"For me, it was like winning the World Cup," Martinez said. "It is a great achievement for us and it made me very happy."
Belize (0-3), which finished with 10 men, was eliminated.
After Martinez completed his hat trick, the Cubans pressed for the fourth goal that would keep them in the tournament. They came close a handful of times, and then Molina put in a short right-footed shot and his teammates stormed off the bench into the corner of the pitch to mob him.
Cuba advanced one other time, in 2003.
"It was a great game for us," Cuba coach Walter Benitez said. "We put in as much effort as we needed to. It was a tremendous result."

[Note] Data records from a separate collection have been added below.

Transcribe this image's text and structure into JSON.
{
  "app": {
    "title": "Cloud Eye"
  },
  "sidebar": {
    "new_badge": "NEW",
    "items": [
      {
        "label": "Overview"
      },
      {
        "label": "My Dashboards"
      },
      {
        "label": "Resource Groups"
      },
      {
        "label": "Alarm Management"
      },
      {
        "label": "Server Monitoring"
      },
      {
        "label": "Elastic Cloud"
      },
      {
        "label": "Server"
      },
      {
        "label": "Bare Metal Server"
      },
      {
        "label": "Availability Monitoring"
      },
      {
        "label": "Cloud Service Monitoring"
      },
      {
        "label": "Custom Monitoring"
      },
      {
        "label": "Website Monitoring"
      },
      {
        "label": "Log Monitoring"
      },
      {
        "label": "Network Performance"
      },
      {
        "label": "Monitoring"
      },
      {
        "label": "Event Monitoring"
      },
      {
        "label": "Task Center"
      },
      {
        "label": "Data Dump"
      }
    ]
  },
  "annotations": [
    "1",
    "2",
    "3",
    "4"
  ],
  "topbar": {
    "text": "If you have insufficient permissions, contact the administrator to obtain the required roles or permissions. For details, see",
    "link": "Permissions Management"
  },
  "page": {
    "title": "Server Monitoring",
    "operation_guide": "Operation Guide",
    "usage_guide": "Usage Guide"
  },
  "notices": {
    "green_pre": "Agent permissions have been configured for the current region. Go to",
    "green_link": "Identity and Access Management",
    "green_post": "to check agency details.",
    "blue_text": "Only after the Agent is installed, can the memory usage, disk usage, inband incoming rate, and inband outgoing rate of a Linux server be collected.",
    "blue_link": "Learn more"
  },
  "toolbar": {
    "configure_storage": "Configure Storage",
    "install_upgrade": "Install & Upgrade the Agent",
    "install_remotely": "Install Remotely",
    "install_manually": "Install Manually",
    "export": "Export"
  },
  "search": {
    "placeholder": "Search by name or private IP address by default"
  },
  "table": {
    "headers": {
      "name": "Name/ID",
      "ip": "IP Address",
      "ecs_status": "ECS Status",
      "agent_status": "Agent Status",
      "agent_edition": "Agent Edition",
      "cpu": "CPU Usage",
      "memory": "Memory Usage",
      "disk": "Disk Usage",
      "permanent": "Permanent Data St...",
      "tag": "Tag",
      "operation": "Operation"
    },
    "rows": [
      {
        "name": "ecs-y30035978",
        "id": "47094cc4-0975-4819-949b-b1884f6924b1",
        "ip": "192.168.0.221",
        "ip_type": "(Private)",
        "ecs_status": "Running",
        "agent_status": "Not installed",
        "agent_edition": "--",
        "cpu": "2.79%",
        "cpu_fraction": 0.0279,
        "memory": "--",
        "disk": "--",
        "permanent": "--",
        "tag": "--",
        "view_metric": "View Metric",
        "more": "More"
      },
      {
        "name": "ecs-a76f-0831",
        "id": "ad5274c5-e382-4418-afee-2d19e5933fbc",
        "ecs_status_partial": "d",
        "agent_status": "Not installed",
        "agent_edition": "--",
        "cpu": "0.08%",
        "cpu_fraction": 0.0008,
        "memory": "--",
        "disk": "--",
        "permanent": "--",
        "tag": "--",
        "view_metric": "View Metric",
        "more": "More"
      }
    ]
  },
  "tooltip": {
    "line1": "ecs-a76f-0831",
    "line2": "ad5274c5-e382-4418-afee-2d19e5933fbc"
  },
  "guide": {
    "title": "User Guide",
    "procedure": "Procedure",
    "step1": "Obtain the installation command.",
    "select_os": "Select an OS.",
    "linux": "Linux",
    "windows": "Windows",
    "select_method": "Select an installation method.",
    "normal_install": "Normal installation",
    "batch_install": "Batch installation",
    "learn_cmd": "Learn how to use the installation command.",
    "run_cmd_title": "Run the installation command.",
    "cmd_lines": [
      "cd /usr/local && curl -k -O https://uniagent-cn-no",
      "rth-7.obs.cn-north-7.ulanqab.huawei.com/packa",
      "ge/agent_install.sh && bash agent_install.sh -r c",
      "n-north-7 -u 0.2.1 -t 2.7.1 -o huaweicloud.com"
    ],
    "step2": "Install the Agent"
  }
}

By far the best player on the field, Martinez connected with left-footed drives in the 38th and 63rd minutes. He completed the hat trick with a short right-footed shot in the 84th, and Cuba threatened several times to get a fourth. Each time a Cuban failed to hit the mark, he either held his head in frustration or stomped the ground.
But deep into injury time, with nearly every Cuban player in Belize's box, Liban Perez headed a pass that Molina converted.
In the first half, Martinez moved from right wing toward the middle just outside the penalty area, then unleashed a shot from 18 yards that beat diving goalkeeper Woodrow West to his right just inside the post.
Cuba had nearly every good chance in the first half but was frustrated by a lack of finishing touch until Martinez's brilliant goal. Before beating West, Martinez had been stymied a half-dozen times by the Belize keeper, including twice in one minute.
Wood remained sharp for much of the second half but was no match for Martinez's slaloming move through the defense for a 12-yard shot to make it 2-0.
Perez's pass freed Martinez for his third score, and suddenly Cuba sensed a chance to advance. It waited until the dying moments to seize the opportunity and will play Panama on Saturday in Atlanta.
Belize's first Gold Cup concluded with three losses by a combined 11-1 margin and a quick trip back to Central America. The Belizeans made news last week when two players, Wood and Ian Gaynair, said they were approached to fix a game against the United States but rejected the offer.
Belize finished short-handed when Gaynair drew his second yellow card in the 81st minute. Cuba struck twice after that.